Mountain Cycling Ultramarathon Impacts in Inflammatory and Hemoglobin Responses.

Purpose: To analyze the cumulative physiological burden of repetitive, strenuous exercise held during mountain cycling ultramarathon on regulatory mechanisms of hemoglobin degradation.

Methods: Fifty-five non-professional athletes (mean age 44.8+/-7.1 years old) participating in a 9-consecutive-day mountain cycling ultramarathon (TransPortugal), underwent anthropometric, hematological and biochemical assessments before and immediately after the race. Participants were further stratified as completers (9 courses) or non-completers, and divided according to the time they took to complete the race. The heme oxygenase-1 (HMOX1) functional genetic polymorphism and Haptoglobin (HP) phenotypic variants were also analyzed.

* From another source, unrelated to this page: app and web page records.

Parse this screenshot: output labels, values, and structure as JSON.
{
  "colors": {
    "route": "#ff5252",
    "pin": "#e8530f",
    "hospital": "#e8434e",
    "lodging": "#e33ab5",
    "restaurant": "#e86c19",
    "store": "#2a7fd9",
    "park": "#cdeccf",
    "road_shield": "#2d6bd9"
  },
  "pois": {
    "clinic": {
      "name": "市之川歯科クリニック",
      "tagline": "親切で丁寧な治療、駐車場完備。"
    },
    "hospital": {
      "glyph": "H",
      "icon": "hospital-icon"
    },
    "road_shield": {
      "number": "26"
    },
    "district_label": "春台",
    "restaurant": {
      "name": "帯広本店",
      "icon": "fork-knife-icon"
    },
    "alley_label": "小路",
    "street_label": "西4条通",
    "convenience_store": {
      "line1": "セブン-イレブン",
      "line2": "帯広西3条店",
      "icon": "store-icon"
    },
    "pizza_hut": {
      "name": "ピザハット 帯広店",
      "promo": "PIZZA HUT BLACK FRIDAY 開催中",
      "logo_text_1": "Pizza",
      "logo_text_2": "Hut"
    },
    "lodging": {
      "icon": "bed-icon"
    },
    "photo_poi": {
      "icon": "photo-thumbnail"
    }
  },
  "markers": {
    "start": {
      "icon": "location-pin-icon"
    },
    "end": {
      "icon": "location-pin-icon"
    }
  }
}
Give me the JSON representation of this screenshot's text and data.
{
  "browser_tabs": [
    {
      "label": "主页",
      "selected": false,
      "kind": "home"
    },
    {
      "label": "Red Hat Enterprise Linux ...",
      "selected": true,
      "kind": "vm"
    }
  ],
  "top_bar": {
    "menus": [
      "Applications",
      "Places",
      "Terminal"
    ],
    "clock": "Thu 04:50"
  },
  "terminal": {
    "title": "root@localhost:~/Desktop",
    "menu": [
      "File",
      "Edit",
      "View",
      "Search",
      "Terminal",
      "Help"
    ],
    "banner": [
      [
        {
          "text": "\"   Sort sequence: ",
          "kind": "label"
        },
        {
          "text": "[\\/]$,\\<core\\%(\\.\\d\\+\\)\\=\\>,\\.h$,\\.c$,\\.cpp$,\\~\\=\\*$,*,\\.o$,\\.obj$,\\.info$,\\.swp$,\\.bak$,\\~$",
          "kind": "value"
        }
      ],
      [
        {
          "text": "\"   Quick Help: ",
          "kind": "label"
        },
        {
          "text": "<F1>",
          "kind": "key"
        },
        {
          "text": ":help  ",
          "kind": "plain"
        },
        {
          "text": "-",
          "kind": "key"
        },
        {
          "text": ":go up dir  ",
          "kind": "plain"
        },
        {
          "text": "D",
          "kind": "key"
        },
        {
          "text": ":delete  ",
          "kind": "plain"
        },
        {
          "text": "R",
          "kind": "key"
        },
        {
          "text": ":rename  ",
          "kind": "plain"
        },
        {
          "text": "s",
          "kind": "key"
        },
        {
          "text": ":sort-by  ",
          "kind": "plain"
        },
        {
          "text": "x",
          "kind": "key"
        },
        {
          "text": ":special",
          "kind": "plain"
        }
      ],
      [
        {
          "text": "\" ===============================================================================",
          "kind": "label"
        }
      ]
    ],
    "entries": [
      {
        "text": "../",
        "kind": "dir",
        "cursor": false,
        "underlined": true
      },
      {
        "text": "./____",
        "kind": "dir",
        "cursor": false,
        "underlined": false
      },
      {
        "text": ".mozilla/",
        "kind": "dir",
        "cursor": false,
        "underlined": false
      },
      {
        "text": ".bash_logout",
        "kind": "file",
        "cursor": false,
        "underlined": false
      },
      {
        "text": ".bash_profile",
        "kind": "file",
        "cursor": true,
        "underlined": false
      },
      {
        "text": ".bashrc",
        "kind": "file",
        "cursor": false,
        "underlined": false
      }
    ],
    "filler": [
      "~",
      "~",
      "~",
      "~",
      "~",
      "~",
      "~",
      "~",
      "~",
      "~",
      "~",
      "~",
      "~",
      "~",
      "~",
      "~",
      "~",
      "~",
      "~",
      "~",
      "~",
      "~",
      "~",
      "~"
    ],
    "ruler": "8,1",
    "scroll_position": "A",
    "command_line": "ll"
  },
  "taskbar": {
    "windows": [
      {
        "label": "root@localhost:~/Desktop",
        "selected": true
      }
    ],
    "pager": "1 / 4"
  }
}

Results: Total leucocytes, neutrophil and monocyte counts increased, whereas decreases in erythrocyte counts and hemoglobin were found between pre and post-ultramarathon. Circulating haptoglobin (Hp) was increased while its soluble receptor (sCD163) decreased. Athletes who completed all 9 courses presented with increased leucocyte, neutrophil, and erythrocyte counts, as well as hemoglobin, RDW, total bilirubin and total cholesterol levels. High sensitivity-C reactive protein (hs-CRP) and Hp decreased in comparison with non-completers. HMOX1 and HP genetic polymorphisms were associated with biochemical profile, notably with Hp levels. Analysis of covariance showed a significant effect of HP phenotype in Hp circulating levels at the end of race and on the magnitude of variation from pre- to post-race.

Conclusion: Present findings support a co-modulatory influence of genetic- and exercise-associated factors on resulting inflammatory and hemoglobin catabolic marker Hp after highly demanding endurance exercise.

(C) 2017 American College of Sports Medicine


Autor / Fonte:Isanete Alonso, Andreia Matos, Ricardo Ribeiro, Ângela Gil, Carlos Cardoso, Luís B Sardinha, Manuel Bicho Medicine and Science in Sports and Exercise 2017 October 3